"Yeah, I do," I replied, "but you try the other one first.  I'm really running out of gas."  We'd been at the boulders for a solid five hours.  In between attempts on problems we had been scrubbing new lines, prying large talus with metal bars, and then trundling them.  I really was beat.

Kipp gave his last problem for the day a good thrashing, but in the end the key hold was too damp and he was tired.  He gave an exasperated but satisfied sigh and began tossing pads under the arête.

"Get your shoes on," he said.  My choice had been made for me.

He gave me the beta, but it was actually pretty easy to see the line.  After the first try I knew it was a quality line.  I just didn't choke up on the pocket enough and rock over my foot.  Second try I stabbed bad into the pocket and then pawed sloppy with my left foot.  I was sure I would get it the third time.  Nabbed pocket, rocket up good, latched the sidepull/pinch, and looked high to the nice clean rail.  My fingers began to uncurl from the pocket.  I was off again.
 
Beginning my final descent
Photo by Kipp
 
I'd reached my threshold for the day.

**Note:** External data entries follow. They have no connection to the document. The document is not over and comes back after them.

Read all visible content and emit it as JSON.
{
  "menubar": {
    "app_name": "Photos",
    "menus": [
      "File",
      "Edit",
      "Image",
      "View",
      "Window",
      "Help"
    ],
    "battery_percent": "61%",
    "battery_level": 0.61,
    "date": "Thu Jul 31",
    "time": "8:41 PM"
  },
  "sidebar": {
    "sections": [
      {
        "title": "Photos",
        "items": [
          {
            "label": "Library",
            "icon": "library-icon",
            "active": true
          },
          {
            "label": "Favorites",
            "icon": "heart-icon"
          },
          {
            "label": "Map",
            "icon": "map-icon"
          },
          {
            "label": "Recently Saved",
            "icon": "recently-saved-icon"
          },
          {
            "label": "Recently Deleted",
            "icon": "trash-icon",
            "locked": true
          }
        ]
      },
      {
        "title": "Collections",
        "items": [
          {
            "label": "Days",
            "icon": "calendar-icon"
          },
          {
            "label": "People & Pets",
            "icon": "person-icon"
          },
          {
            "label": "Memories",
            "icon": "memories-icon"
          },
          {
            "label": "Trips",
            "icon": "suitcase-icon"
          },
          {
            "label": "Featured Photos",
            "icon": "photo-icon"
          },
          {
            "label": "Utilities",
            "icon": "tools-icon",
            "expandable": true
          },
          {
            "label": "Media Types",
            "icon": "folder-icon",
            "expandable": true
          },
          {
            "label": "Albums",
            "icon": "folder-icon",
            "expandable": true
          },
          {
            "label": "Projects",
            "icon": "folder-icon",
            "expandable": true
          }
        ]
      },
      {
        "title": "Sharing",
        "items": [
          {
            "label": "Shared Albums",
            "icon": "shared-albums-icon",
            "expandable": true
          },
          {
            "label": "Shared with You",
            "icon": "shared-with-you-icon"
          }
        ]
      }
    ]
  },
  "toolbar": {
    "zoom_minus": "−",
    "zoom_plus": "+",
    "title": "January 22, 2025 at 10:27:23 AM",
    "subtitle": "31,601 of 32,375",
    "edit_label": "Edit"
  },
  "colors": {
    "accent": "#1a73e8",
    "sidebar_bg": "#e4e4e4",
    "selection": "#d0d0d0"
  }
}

I was okay with that though. I had managed so much more than  I had during a long bouldering session in years.

That earlier friction problem we named Angle of Repose.*  The name is apt considering the nature of the climbing.  It means "the steepest angle of descent or dip relative to the horizontal plane to which a material can be piled without slumping."  Beyond the angle of repose material begins sliding off the pile.

My life seems to be slowly coming back under the threshold. It’s not just that I'm climbing again.  I'm trying to live by the mantra "never say never," and I'm trying to go back on promises I never should have made to myself. I once loved rock climbing and it consumed me.  Instead of moderating my activity I decided to cut it off.  Maybe that was the best thing to do.  But now I think it might be possible to reintroduce it in my life at a healthy level.

It’s a constant struggle to rein in my inattention.  So I'm back to making to-do lists. I'm back to caring somewhat about the things I've neglected for so long around the house.  It’s a fine line I tread because thinking about how much there is to get done and how much it will cost usually results in my being mired in depression.  But if I can push through and feel productive it usually counters the enmirement.  Yeah, I made that word up.

For now I am centered and in balance on the thin friction holds of life.  I've been good at this dance in the past. Pushing on into unknown territory and committing through the cruxes and through again has historically paid off.  I've not fallen yet.